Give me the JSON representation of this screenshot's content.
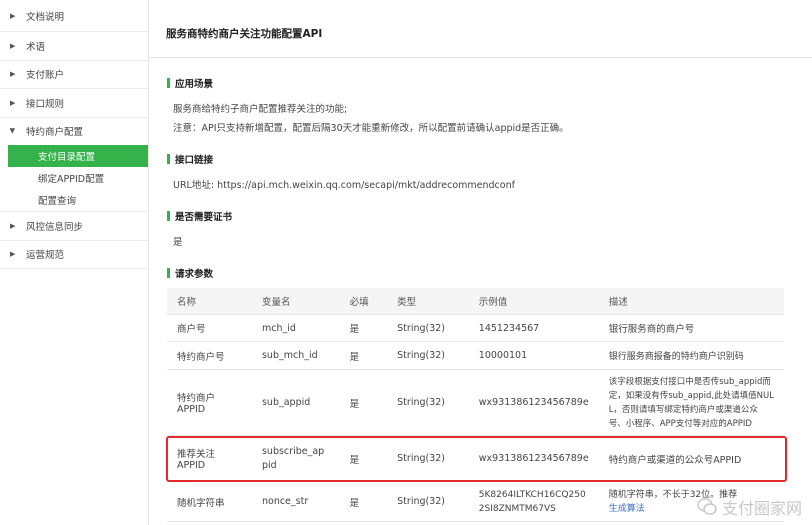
{
  "sidebar": {
    "items": [
      {
        "label": "文档说明",
        "expanded": false
      },
      {
        "label": "术语",
        "expanded": false
      },
      {
        "label": "支付账户",
        "expanded": false
      },
      {
        "label": "接口规则",
        "expanded": false
      },
      {
        "label": "特约商户配置",
        "expanded": true
      },
      {
        "label": "风控信息同步",
        "expanded": false
      },
      {
        "label": "运营规范",
        "expanded": false
      }
    ],
    "subitems": [
      {
        "label": "支付目录配置",
        "active": true
      },
      {
        "label": "绑定APPID配置",
        "active": false
      },
      {
        "label": "配置查询",
        "active": false
      }
    ]
  },
  "page": {
    "title": "服务商特约商户关注功能配置API",
    "sections": {
      "scene": {
        "heading": "应用场景",
        "line1": "服务商给特约子商户配置推荐关注的功能;",
        "line2": "注意：API只支持新增配置，配置后隔30天才能重新修改，所以配置前请确认appid是否正确。"
      },
      "link": {
        "heading": "接口链接",
        "text": "URL地址: https://api.mch.weixin.qq.com/secapi/mkt/addrecommendconf"
      },
      "cert": {
        "heading": "是否需要证书",
        "text": "是"
      },
      "params": {
        "heading": "请求参数"
      }
    }
  },
  "table": {
    "headers": [
      "名称",
      "变量名",
      "必填",
      "类型",
      "示例值",
      "描述"
    ],
    "rows": [
      {
        "name": "商户号",
        "var": "mch_id",
        "req": "是",
        "type": "String(32)",
        "example": "1451234567",
        "desc": "银行服务商的商户号"
      },
      {
        "name": "特约商户号",
        "var": "sub_mch_id",
        "req": "是",
        "type": "String(32)",
        "example": "10000101",
        "desc": "银行服务商报备的特约商户识别码"
      },
      {
        "name": "特约商户APPID",
        "var": "sub_appid",
        "req": "是",
        "type": "String(32)",
        "example": "wx931386123456789e",
        "desc": "该字段根据支付接口中是否传sub_appid而定，如果没有传sub_appid,此处请填值NULL，否则请填写绑定特约商户或渠道公众号、小程序、APP支付等对应的APPID"
      },
      {
        "name": "推荐关注APPID",
        "var": "subscribe_appid",
        "req": "是",
        "type": "String(32)",
        "example": "wx931386123456789e",
        "desc": "特约商户或渠道的公众号APPID"
      },
      {
        "name": "随机字符串",
        "var": "nonce_str",
        "req": "是",
        "type": "String(32)",
        "example": "5K8264ILTKCH16CQ2502SI8ZNMTM67VS",
        "desc": "随机字符串，不长于32位。推荐",
        "desc_link": "生成算法"
      }
    ]
  },
  "watermark": {
    "text": "支付圈家网"
  },
  "colors": {
    "accent": "#35b34a",
    "highlight": "#e02b2b",
    "link": "#3a6fc2"
  }
}
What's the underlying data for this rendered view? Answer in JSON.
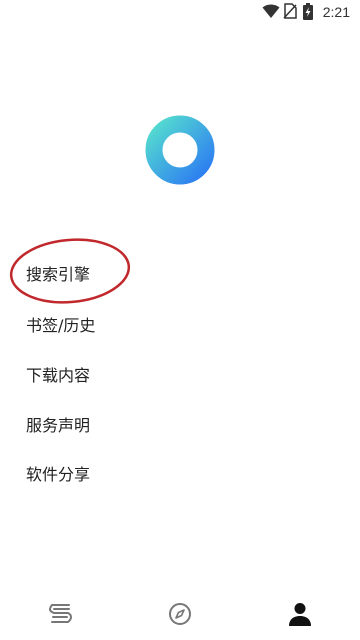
{
  "status_bar": {
    "time": "2:21",
    "battery_level": "charging",
    "icons": [
      "wifi-icon",
      "no-sim-icon",
      "battery-charging-icon"
    ]
  },
  "logo": {
    "icon": "ring-logo-icon",
    "colors": {
      "start": "#4fd6d6",
      "end": "#2f7ef5"
    }
  },
  "menu": {
    "items": [
      {
        "label": "搜索引擎"
      },
      {
        "label": "书签/历史"
      },
      {
        "label": "下载内容"
      },
      {
        "label": "服务声明"
      },
      {
        "label": "软件分享"
      }
    ]
  },
  "annotation": {
    "shape": "red-ellipse",
    "color": "#c0282c",
    "target": "搜索引擎"
  },
  "bottom_nav": {
    "items": [
      {
        "icon": "tabs-icon",
        "active": false
      },
      {
        "icon": "compass-icon",
        "active": false
      },
      {
        "icon": "person-icon",
        "active": true
      }
    ],
    "active_color": "#111111",
    "inactive_color": "#777777"
  }
}
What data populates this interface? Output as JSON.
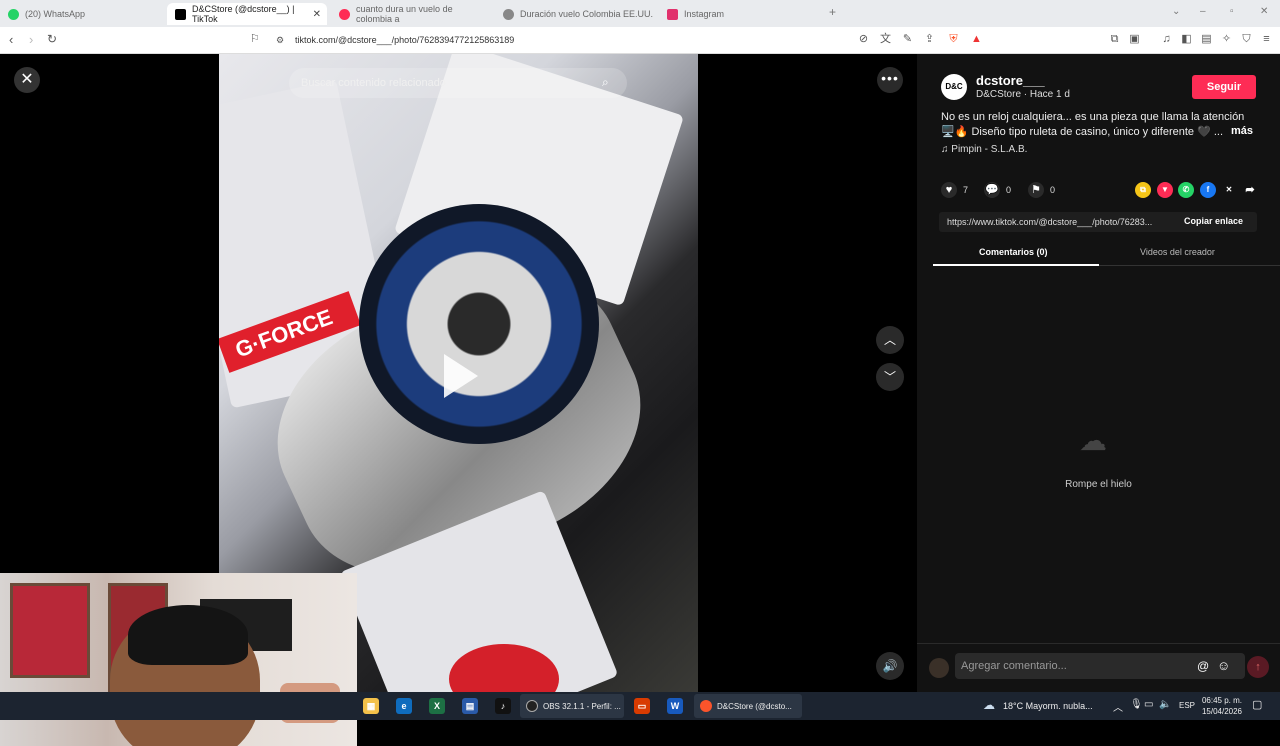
{
  "browser": {
    "tabs": [
      {
        "label": "(20) WhatsApp",
        "color": "#25d366"
      },
      {
        "label": "D&CStore (@dcstore__) | TikTok",
        "color": "#000000"
      },
      {
        "label": "cuanto dura un vuelo de colombia a",
        "color": "#fe2c55"
      },
      {
        "label": "Duración vuelo Colombia EE.UU.",
        "color": "#888888"
      },
      {
        "label": "Instagram",
        "color": "#e1306c"
      }
    ],
    "url": "tiktok.com/@dcstore___/photo/7628394772125863189"
  },
  "viewer": {
    "search_placeholder": "Buscar contenido relacionado",
    "brand_text": "G·FORCE"
  },
  "post": {
    "username": "dcstore___",
    "subtitle": "D&CStore · Hace 1 d",
    "follow_label": "Seguir",
    "description_line1": "No es un reloj cualquiera... es una pieza que llama la atención",
    "description_line2": "🖥️🔥 Diseño tipo ruleta de casino, único y diferente 🖤 ...",
    "more_label": "más",
    "music": "Pimpin - S.L.A.B.",
    "likes": "7",
    "comments": "0",
    "saves": "0",
    "link": "https://www.tiktok.com/@dcstore___/photo/76283...",
    "copy_label": "Copiar enlace",
    "tab_comments": "Comentarios (0)",
    "tab_videos": "Videos del creador",
    "empty_text": "Rompe el hielo",
    "comment_placeholder": "Agregar comentario..."
  },
  "taskbar": {
    "obs_label": "OBS 32.1.1 - Perfil: ...",
    "browser_label": "D&CStore (@dcsto...",
    "weather": "18°C  Mayorm. nubla...",
    "lang": "ESP",
    "time": "06:45 p. m.",
    "date": "15/04/2026"
  }
}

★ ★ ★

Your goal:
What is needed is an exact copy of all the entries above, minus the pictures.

Solved problem:
Give me the JSON representation of this screenshot's content.
{
  "sidebar": {
    "items": [
      {
        "label": "文档说明",
        "expanded": false
      },
      {
        "label": "术语",
        "expanded": false
      },
      {
        "label": "支付账户",
        "expanded": false
      },
      {
        "label": "接口规则",
        "expanded": false
      },
      {
        "label": "特约商户配置",
        "expanded": true
      },
      {
        "label": "风控信息同步",
        "expanded": false
      },
      {
        "label": "运营规范",
        "expanded": false
      }
    ],
    "subitems": [
      {
        "label": "支付目录配置",
        "active": true
      },
      {
        "label": "绑定APPID配置",
        "active": false
      },
      {
        "label": "配置查询",
        "active": false
      }
    ]
  },
  "page": {
    "title": "服务商特约商户关注功能配置API",
    "sections": {
      "scene": {
        "heading": "应用场景",
        "line1": "服务商给特约子商户配置推荐关注的功能;",
        "line2": "注意：API只支持新增配置，配置后隔30天才能重新修改，所以配置前请确认appid是否正确。"
      },
      "link": {
        "heading": "接口链接",
        "text": "URL地址: https://api.mch.weixin.qq.com/secapi/mkt/addrecommendconf"
      },
      "cert": {
        "heading": "是否需要证书",
        "text": "是"
      },
      "params": {
        "heading": "请求参数"
      }
    }
  },
  "table": {
    "headers": [
      "名称",
      "变量名",
      "必填",
      "类型",
      "示例值",
      "描述"
    ],
    "rows": [
      {
        "name": "商户号",
        "var": "mch_id",
        "req": "是",
        "type": "String(32)",
        "example": "1451234567",
        "desc": "银行服务商的商户号"
      },
      {
        "name": "特约商户号",
        "var": "sub_mch_id",
        "req": "是",
        "type": "String(32)",
        "example": "10000101",
        "desc": "银行服务商报备的特约商户识别码"
      },
      {
        "name": "特约商户APPID",
        "var": "sub_appid",
        "req": "是",
        "type": "String(32)",
        "example": "wx931386123456789e",
        "desc": "该字段根据支付接口中是否传sub_appid而定，如果没有传sub_appid,此处请填值NULL，否则请填写绑定特约商户或渠道公众号、小程序、APP支付等对应的APPID"
      },
      {
        "name": "推荐关注APPID",
        "var": "subscribe_appid",
        "req": "是",
        "type": "String(32)",
        "example": "wx931386123456789e",
        "desc": "特约商户或渠道的公众号APPID"
      },
      {
        "name": "随机字符串",
        "var": "nonce_str",
        "req": "是",
        "type": "String(32)",
        "example": "5K8264ILTKCH16CQ2502SI8ZNMTM67VS",
        "desc": "随机字符串，不长于32位。推荐",
        "desc_link": "生成算法"
      }
    ]
  },
  "watermark": {
    "text": "支付圈家网"
  },
  "colors": {
    "accent": "#35b34a",
    "highlight": "#e02b2b",
    "link": "#3a6fc2"
  }
}
What's the underlying data for this rendered view? Answer in JSON.
{
  "status_bar": {
    "time": "2:21",
    "battery_level": "charging",
    "icons": [
      "wifi-icon",
      "no-sim-icon",
      "battery-charging-icon"
    ]
  },
  "logo": {
    "icon": "ring-logo-icon",
    "colors": {
      "start": "#4fd6d6",
      "end": "#2f7ef5"
    }
  },
  "menu": {
    "items": [
      {
        "label": "搜索引擎"
      },
      {
        "label": "书签/历史"
      },
      {
        "label": "下载内容"
      },
      {
        "label": "服务声明"
      },
      {
        "label": "软件分享"
      }
    ]
  },
  "annotation": {
    "shape": "red-ellipse",
    "color": "#c0282c",
    "target": "搜索引擎"
  },
  "bottom_nav": {
    "items": [
      {
        "icon": "tabs-icon",
        "active": false
      },
      {
        "icon": "compass-icon",
        "active": false
      },
      {
        "icon": "person-icon",
        "active": true
      }
    ],
    "active_color": "#111111",
    "inactive_color": "#777777"
  }
}
What data populates this interface? Output as JSON.
{
  "browser": {
    "tabs": [
      {
        "label": "(20) WhatsApp",
        "color": "#25d366"
      },
      {
        "label": "D&CStore (@dcstore__) | TikTok",
        "color": "#000000"
      },
      {
        "label": "cuanto dura un vuelo de colombia a",
        "color": "#fe2c55"
      },
      {
        "label": "Duración vuelo Colombia EE.UU.",
        "color": "#888888"
      },
      {
        "label": "Instagram",
        "color": "#e1306c"
      }
    ],
    "url": "tiktok.com/@dcstore___/photo/7628394772125863189"
  },
  "viewer": {
    "search_placeholder": "Buscar contenido relacionado",
    "brand_text": "G·FORCE"
  },
  "post": {
    "username": "dcstore___",
    "subtitle": "D&CStore · Hace 1 d",
    "follow_label": "Seguir",
    "description_line1": "No es un reloj cualquiera... es una pieza que llama la atención",
    "description_line2": "🖥️🔥 Diseño tipo ruleta de casino, único y diferente 🖤 ...",
    "more_label": "más",
    "music": "Pimpin - S.L.A.B.",
    "likes": "7",
    "comments": "0",
    "saves": "0",
    "link": "https://www.tiktok.com/@dcstore___/photo/76283...",
    "copy_label": "Copiar enlace",
    "tab_comments": "Comentarios (0)",
    "tab_videos": "Videos del creador",
    "empty_text": "Rompe el hielo",
    "comment_placeholder": "Agregar comentario..."
  },
  "taskbar": {
    "obs_label": "OBS 32.1.1 - Perfil: ...",
    "browser_label": "D&CStore (@dcsto...",
    "weather": "18°C  Mayorm. nubla...",
    "lang": "ESP",
    "time": "06:45 p. m.",
    "date": "15/04/2026"
  }
}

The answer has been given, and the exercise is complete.